Models of Discipline

  1. Redl and Wattenberg Model: Managing the Group
    1. People in groups behave differently than they do individually. Group expectations influence individual behavior, indiviual behaviour affects the group.
    2. Teacher maintain group control through various influence techniques
      1. Supporting self-control
      2. Situational assistance
      3. Appraising reality
      4. Invoking pleasure and pain
  2. The Kounin Model
    1. Correcting one student has a ripple effect
    2. Withitness – aware of total classroom behavior
    3. Smooth transitions between activities and consistent momentum
    4. Avoid boredom, add variety to curriculum
  3. The Neo-Skinnerian Model
    1. Shape Behavior by consequences
    2. Teacher rewards desired acts and ignores undesired acts
    3. Teacher uses various reinforcers: social, verbal, facial, graphic
  4. The Ginott Model
    1. Most important is the teacher’s own self-discipline
    2. Second most important is to use messages that address the situation and to not attack the child’s character.
    3. Communicate harmoniously with a student’s own feeling about situations and themselves.
    4. Invite cooperation, don’t demand it.
    5. Express anger in appropriate ways.
  5. The Glasser Model: Good Behavior comes from Good Choices
    1. Students can control their own behavior.
    2. Good choices produce good behavior, bad choices produce bad behavior.
    3. Forever help students to make good choices.
    4. If you care, accept no excuses for bad behaviour.
    5. Use reasonable consequences following behaviour.
    6. Class rules must be inforced.
    7. Classroom meetings are used to attend matters of class rules, behavior and discipline.
  6. The Dreikurs’ Model: Confronting Mistaken Goals
    1. Discipline is not pleasant.
    2. Provide firm guidance and leadership.
    3. All students want to belong.
    4. Misbehavior reflects mistaken belief that it will gain recognition.
    5. Misbehavior associated with four mistaken goals: attention getting, power seeking, revenge, or desire to be left alone.
    6. Do not reinforce mistaken goals.
    7. Encourage student’s efforts, avoid praising work or characters.
    8. Unpleasant consequences follow inappropriate behavior.
  7. The Canter Model: Assertive Discipline
    1. Insist on decent responsible behavior.
    2. Teacher failure is failre to maintain good classroom discipline
    3. Firm control is humane and liberating.
    4. Teacher have basic educational rights:
      1. To establish optimal learning.
      2. To expect appropriate behavior.
      3. To have support from parents and administrators.
    5. Students have basic educational rights:
      1. To have teachers help limit self-destructive behaviors.
      2. To have teachers provide positive support.
      3. To choose how to behave, understanding the consequences.
    6. Needs, rights, and conditions are best met through assertive discipline.
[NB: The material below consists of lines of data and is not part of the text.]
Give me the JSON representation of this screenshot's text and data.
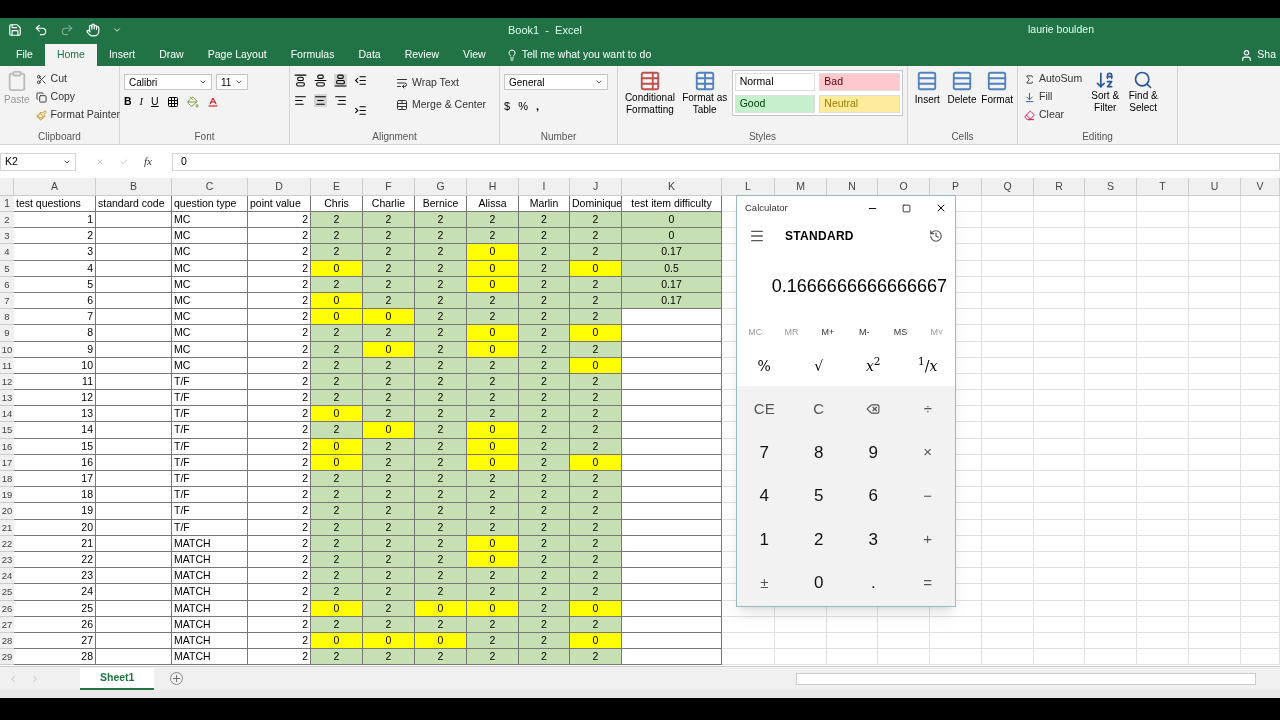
{
  "title_bar": {
    "title": "Book1  -  Excel",
    "user": "laurie boulden"
  },
  "menu_tabs": [
    {
      "label": "File",
      "selected": false
    },
    {
      "label": "Home",
      "selected": true
    },
    {
      "label": "Insert",
      "selected": false
    },
    {
      "label": "Draw",
      "selected": false
    },
    {
      "label": "Page Layout",
      "selected": false
    },
    {
      "label": "Formulas",
      "selected": false
    },
    {
      "label": "Data",
      "selected": false
    },
    {
      "label": "Review",
      "selected": false
    },
    {
      "label": "View",
      "selected": false
    }
  ],
  "tell_me": "Tell me what you want to do",
  "share": "Sha",
  "clipboard": {
    "paste": "Paste",
    "cut": "Cut",
    "copy": "Copy",
    "format_painter": "Format Painter",
    "label": "Clipboard"
  },
  "font": {
    "name": "Calibri",
    "size": "11",
    "bold": "B",
    "italic": "I",
    "underline": "U",
    "label": "Font"
  },
  "alignment": {
    "wrap_text": "Wrap Text",
    "merge": "Merge & Center",
    "label": "Alignment"
  },
  "number": {
    "format": "General",
    "currency": "$",
    "percent": "%",
    "comma": ",",
    "label": "Number"
  },
  "styles": {
    "conditional": "Conditional Formatting",
    "format_as_table": "Format as Table",
    "label": "Styles",
    "presets": [
      {
        "label": "Normal",
        "color": "#ffffff"
      },
      {
        "label": "Bad",
        "color": "#ffc7ce"
      },
      {
        "label": "Good",
        "color": "#c6efce"
      },
      {
        "label": "Neutral",
        "color": "#ffeb9c"
      }
    ]
  },
  "cells": {
    "buttons": [
      "Insert",
      "Delete",
      "Format"
    ],
    "label": "Cells"
  },
  "editing": {
    "autosum": "AutoSum",
    "fill": "Fill",
    "clear": "Clear",
    "sort": "Sort & Filter",
    "find": "Find & Select",
    "label": "Editing"
  },
  "formula_bar": {
    "name_box": "K2",
    "fx": "fx",
    "value": "0"
  },
  "columns": [
    "A",
    "B",
    "C",
    "D",
    "E",
    "F",
    "G",
    "H",
    "I",
    "J",
    "K",
    "L",
    "M",
    "N",
    "O",
    "P",
    "Q",
    "R",
    "S",
    "T",
    "U",
    "V"
  ],
  "header_row_number": "1",
  "header_row": [
    "test questions",
    "standard code",
    "question type",
    "point value",
    "Chris",
    "Charlie",
    "Bernice",
    "Alissa",
    "Marlin",
    "Dominique",
    "test item difficulty"
  ],
  "rows": [
    {
      "number": "2",
      "question": "1",
      "type": "MC",
      "points": "2",
      "scores": [
        "2",
        "2",
        "2",
        "2",
        "2",
        "2"
      ],
      "highlight": [
        false,
        false,
        false,
        false,
        false,
        false
      ],
      "difficulty": "0"
    },
    {
      "number": "3",
      "question": "2",
      "type": "MC",
      "points": "2",
      "scores": [
        "2",
        "2",
        "2",
        "2",
        "2",
        "2"
      ],
      "highlight": [
        false,
        false,
        false,
        false,
        false,
        false
      ],
      "difficulty": "0"
    },
    {
      "number": "4",
      "question": "3",
      "type": "MC",
      "points": "2",
      "scores": [
        "2",
        "2",
        "2",
        "0",
        "2",
        "2"
      ],
      "highlight": [
        false,
        false,
        false,
        true,
        false,
        false
      ],
      "difficulty": "0.17"
    },
    {
      "number": "5",
      "question": "4",
      "type": "MC",
      "points": "2",
      "scores": [
        "0",
        "2",
        "2",
        "0",
        "2",
        "0"
      ],
      "highlight": [
        true,
        false,
        false,
        true,
        false,
        true
      ],
      "difficulty": "0.5"
    },
    {
      "number": "6",
      "question": "5",
      "type": "MC",
      "points": "2",
      "scores": [
        "2",
        "2",
        "2",
        "0",
        "2",
        "2"
      ],
      "highlight": [
        false,
        false,
        false,
        true,
        false,
        false
      ],
      "difficulty": "0.17"
    },
    {
      "number": "7",
      "question": "6",
      "type": "MC",
      "points": "2",
      "scores": [
        "0",
        "2",
        "2",
        "2",
        "2",
        "2"
      ],
      "highlight": [
        true,
        false,
        false,
        false,
        false,
        false
      ],
      "difficulty": "0.17"
    },
    {
      "number": "8",
      "question": "7",
      "type": "MC",
      "points": "2",
      "scores": [
        "0",
        "0",
        "2",
        "2",
        "2",
        "2"
      ],
      "highlight": [
        true,
        true,
        false,
        false,
        false,
        false
      ]
    },
    {
      "number": "9",
      "question": "8",
      "type": "MC",
      "points": "2",
      "scores": [
        "2",
        "2",
        "2",
        "0",
        "2",
        "0"
      ],
      "highlight": [
        false,
        false,
        false,
        true,
        false,
        true
      ]
    },
    {
      "number": "10",
      "question": "9",
      "type": "MC",
      "points": "2",
      "scores": [
        "2",
        "0",
        "2",
        "0",
        "2",
        "2"
      ],
      "highlight": [
        false,
        true,
        false,
        true,
        false,
        false
      ]
    },
    {
      "number": "11",
      "question": "10",
      "type": "MC",
      "points": "2",
      "scores": [
        "2",
        "2",
        "2",
        "2",
        "2",
        "0"
      ],
      "highlight": [
        false,
        false,
        false,
        false,
        false,
        true
      ]
    },
    {
      "number": "12",
      "question": "11",
      "type": "T/F",
      "points": "2",
      "scores": [
        "2",
        "2",
        "2",
        "2",
        "2",
        "2"
      ],
      "highlight": [
        false,
        false,
        false,
        false,
        false,
        false
      ]
    },
    {
      "number": "13",
      "question": "12",
      "type": "T/F",
      "points": "2",
      "scores": [
        "2",
        "2",
        "2",
        "2",
        "2",
        "2"
      ],
      "highlight": [
        false,
        false,
        false,
        false,
        false,
        false
      ]
    },
    {
      "number": "14",
      "question": "13",
      "type": "T/F",
      "points": "2",
      "scores": [
        "0",
        "2",
        "2",
        "2",
        "2",
        "2"
      ],
      "highlight": [
        true,
        false,
        false,
        false,
        false,
        false
      ]
    },
    {
      "number": "15",
      "question": "14",
      "type": "T/F",
      "points": "2",
      "scores": [
        "2",
        "0",
        "2",
        "0",
        "2",
        "2"
      ],
      "highlight": [
        false,
        true,
        false,
        true,
        false,
        false
      ]
    },
    {
      "number": "16",
      "question": "15",
      "type": "T/F",
      "points": "2",
      "scores": [
        "0",
        "2",
        "2",
        "0",
        "2",
        "2"
      ],
      "highlight": [
        true,
        false,
        false,
        true,
        false,
        false
      ]
    },
    {
      "number": "17",
      "question": "16",
      "type": "T/F",
      "points": "2",
      "scores": [
        "0",
        "2",
        "2",
        "0",
        "2",
        "0"
      ],
      "highlight": [
        true,
        false,
        false,
        true,
        false,
        true
      ]
    },
    {
      "number": "18",
      "question": "17",
      "type": "T/F",
      "points": "2",
      "scores": [
        "2",
        "2",
        "2",
        "2",
        "2",
        "2"
      ],
      "highlight": [
        false,
        false,
        false,
        false,
        false,
        false
      ]
    },
    {
      "number": "19",
      "question": "18",
      "type": "T/F",
      "points": "2",
      "scores": [
        "2",
        "2",
        "2",
        "2",
        "2",
        "2"
      ],
      "highlight": [
        false,
        false,
        false,
        false,
        false,
        false
      ]
    },
    {
      "number": "20",
      "question": "19",
      "type": "T/F",
      "points": "2",
      "scores": [
        "2",
        "2",
        "2",
        "2",
        "2",
        "2"
      ],
      "highlight": [
        false,
        false,
        false,
        false,
        false,
        false
      ]
    },
    {
      "number": "21",
      "question": "20",
      "type": "T/F",
      "points": "2",
      "scores": [
        "2",
        "2",
        "2",
        "2",
        "2",
        "2"
      ],
      "highlight": [
        false,
        false,
        false,
        false,
        false,
        false
      ]
    },
    {
      "number": "22",
      "question": "21",
      "type": "MATCH",
      "points": "2",
      "scores": [
        "2",
        "2",
        "2",
        "0",
        "2",
        "2"
      ],
      "highlight": [
        false,
        false,
        false,
        true,
        false,
        false
      ]
    },
    {
      "number": "23",
      "question": "22",
      "type": "MATCH",
      "points": "2",
      "scores": [
        "2",
        "2",
        "2",
        "0",
        "2",
        "2"
      ],
      "highlight": [
        false,
        false,
        false,
        true,
        false,
        false
      ]
    },
    {
      "number": "24",
      "question": "23",
      "type": "MATCH",
      "points": "2",
      "scores": [
        "2",
        "2",
        "2",
        "2",
        "2",
        "2"
      ],
      "highlight": [
        false,
        false,
        false,
        false,
        false,
        false
      ]
    },
    {
      "number": "25",
      "question": "24",
      "type": "MATCH",
      "points": "2",
      "scores": [
        "2",
        "2",
        "2",
        "2",
        "2",
        "2"
      ],
      "highlight": [
        false,
        false,
        false,
        false,
        false,
        false
      ]
    },
    {
      "number": "26",
      "question": "25",
      "type": "MATCH",
      "points": "2",
      "scores": [
        "0",
        "2",
        "0",
        "0",
        "2",
        "0"
      ],
      "highlight": [
        true,
        false,
        true,
        true,
        false,
        true
      ]
    },
    {
      "number": "27",
      "question": "26",
      "type": "MATCH",
      "points": "2",
      "scores": [
        "2",
        "2",
        "2",
        "2",
        "2",
        "2"
      ],
      "highlight": [
        false,
        false,
        false,
        false,
        false,
        false
      ]
    },
    {
      "number": "28",
      "question": "27",
      "type": "MATCH",
      "points": "2",
      "scores": [
        "0",
        "0",
        "0",
        "2",
        "2",
        "0"
      ],
      "highlight": [
        true,
        true,
        true,
        false,
        false,
        true
      ]
    },
    {
      "number": "29",
      "question": "28",
      "type": "MATCH",
      "points": "2",
      "scores": [
        "2",
        "2",
        "2",
        "2",
        "2",
        "2"
      ],
      "highlight": [
        false,
        false,
        false,
        false,
        false,
        false
      ]
    }
  ],
  "sheet_tabs": [
    {
      "label": "Sheet1",
      "selected": true
    }
  ],
  "calculator": {
    "title": "Calculator",
    "mode": "STANDARD",
    "display": "0.1666666666666667",
    "memory": [
      {
        "label": "MC",
        "disabled": true
      },
      {
        "label": "MR",
        "disabled": true
      },
      {
        "label": "M+",
        "disabled": false
      },
      {
        "label": "M-",
        "disabled": false
      },
      {
        "label": "MS",
        "disabled": false
      },
      {
        "label": "M˅",
        "disabled": true
      }
    ],
    "keys": [
      {
        "label": "%",
        "kind": "func"
      },
      {
        "label": "√",
        "kind": "func"
      },
      {
        "label": "*x*$^{2}$",
        "kind": "func"
      },
      {
        "label": "$^{1}$/*x*",
        "kind": "func"
      },
      {
        "label": "CE",
        "kind": "op"
      },
      {
        "label": "C",
        "kind": "op"
      },
      {
        "kind": "backspace"
      },
      {
        "label": "÷",
        "kind": "op"
      },
      {
        "label": "7",
        "kind": "digit"
      },
      {
        "label": "8",
        "kind": "digit"
      },
      {
        "label": "9",
        "kind": "digit"
      },
      {
        "label": "×",
        "kind": "op"
      },
      {
        "label": "4",
        "kind": "digit"
      },
      {
        "label": "5",
        "kind": "digit"
      },
      {
        "label": "6",
        "kind": "digit"
      },
      {
        "label": "−",
        "kind": "op"
      },
      {
        "label": "1",
        "kind": "digit"
      },
      {
        "label": "2",
        "kind": "digit"
      },
      {
        "label": "3",
        "kind": "digit"
      },
      {
        "label": "+",
        "kind": "op"
      },
      {
        "label": "±",
        "kind": "op"
      },
      {
        "label": "0",
        "kind": "digit"
      },
      {
        "label": ".",
        "kind": "digit"
      },
      {
        "label": "=",
        "kind": "op"
      }
    ]
  }
}
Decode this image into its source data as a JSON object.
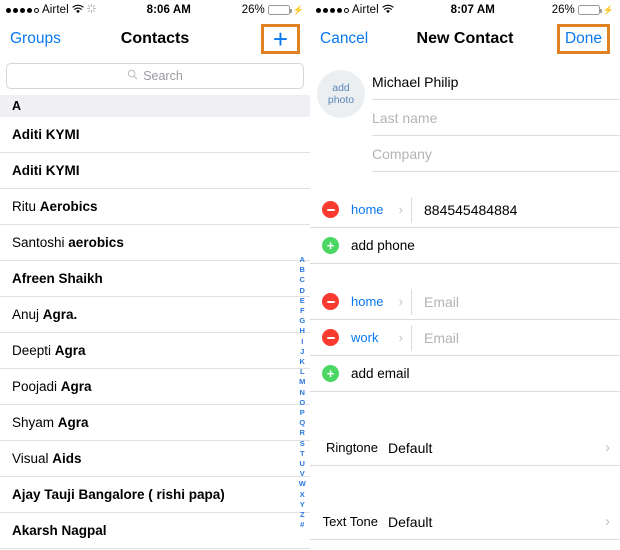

Clearly communicate expectations. Use consistent follow-up.